Two days in the life of priest Father Fred Stadtmuller whose New Mexico parish is so large he can only spread goodness and light among his flock with the aid of a monoplane. The priestly ... See full summary »
After just being released from a five year stint in prison, Johnny Clay has assembled a five man team, including two insiders, to carry out what he estimates will be a $2 million heist at Lansdowne Racetrack, that take, minus expenses, to be split five ways. Besides Johnny, none of the men truly are criminals in the typical sense. In addition to the other four team members, Johnny has hired two men external to the team to carry out specific functions for a flat fee, the other four who will not meet the two men for hire or know who they are, while the two men for hire will not be told of the bigger picture of the heist. None involved are to tell anyone, even their loved ones, about the job, each of the five who has a specific reason for wanting his share of the money: Johnny, in wanting to get married to his longtime girlfriend Fay, the two who have known each other since they were kids, realizes that to live comfortably, he has to shoot for the moon instead of carrying out the penny ...Written by
On the day of the robbery a scene with the character, Johnny Clay, shows him awake and dressed and says "At seven that morning, Johnny Clay began what might be, the last day of his life". He wakes another character and they talk awhile. This scene is immediately followed by an airport scene in which the narrator says: "It was exactly 7:00AM when he got to the airport". See more »
At exactly 3:45 on that Saturday afternoon in the last week of September, Marvin Unger was, perhaps, the only one among the hundred thousand people at the track who felt no thrill at the running of the fifth race.

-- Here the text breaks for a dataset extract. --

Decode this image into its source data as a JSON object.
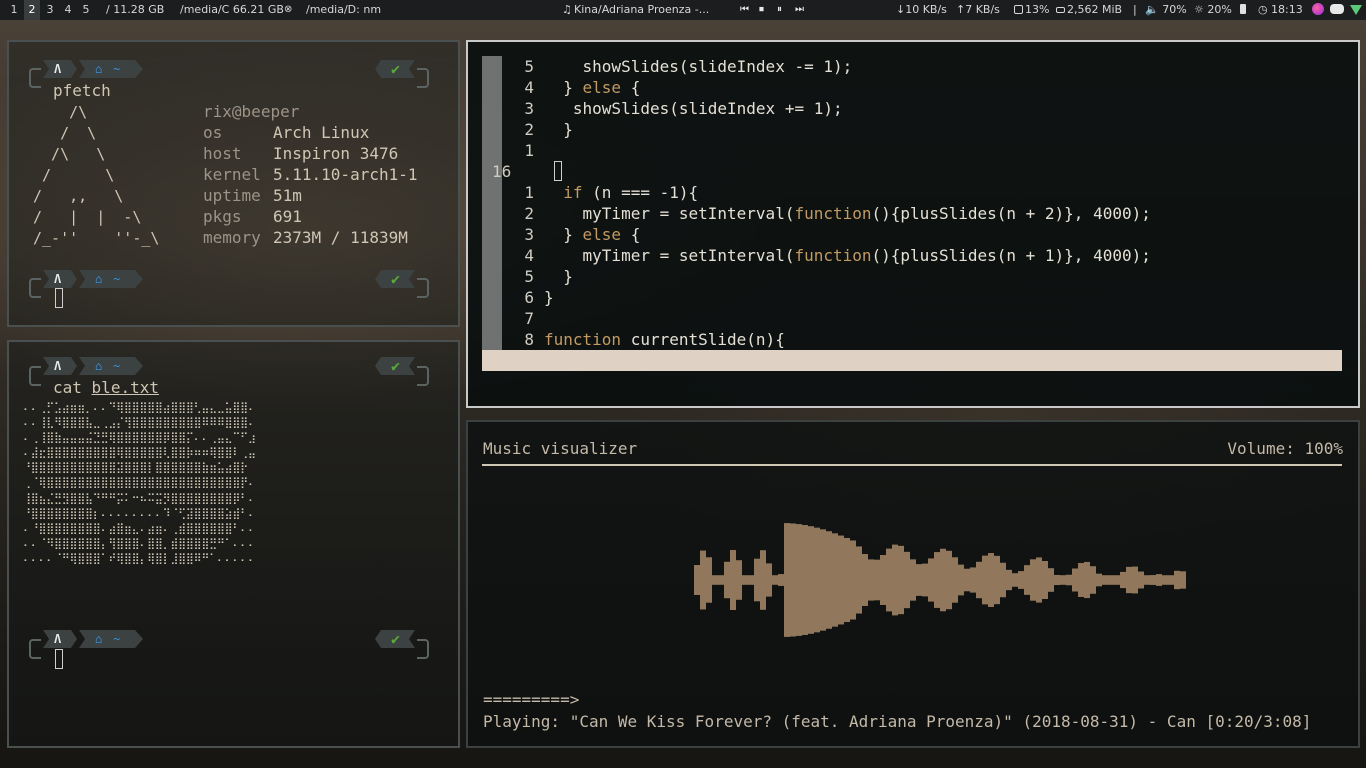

He was totally disinterested in horse racing and held a lifelong contempt for gambling. Nevertheless, he had a $5 win bet on every horse in the fifth race. He knew, of course, that this rather unique system of betting would more than likely result in a loss, but he didn't...
See more »
This movie is about a group of men pulling off the ultimate heist at a horse race track...one that has never yet been pulled off. The actual robbery wasn't as impressive as the storyline. Right from the beginning, the film focuses on each character involved in the heist. It takes a look at each of their home lives, and tells us about their characters before the actual plot begins. I love this sentimental and intimate subjective view that is rarely seen in old movies like this. You really get a feeling of sympathy for a character like George, when you find out that his wife is unfaithful, and think..."maybe he is a good guy after all, and maybe his wife is the villain". The plot is more or less a typical 50's film noire piece, but it's early retrospective viewpoints(Tarantino-esquire)and overall suspense make this movie much more than your typical black and white crime flick. This movie had an absolutely perfect ending. It definitely gives viewers a good look at Kubric's cinematic craftsmanship at an early stage.
4 of 4 people found this review helpful.
Was this review helpful to you?
| Report this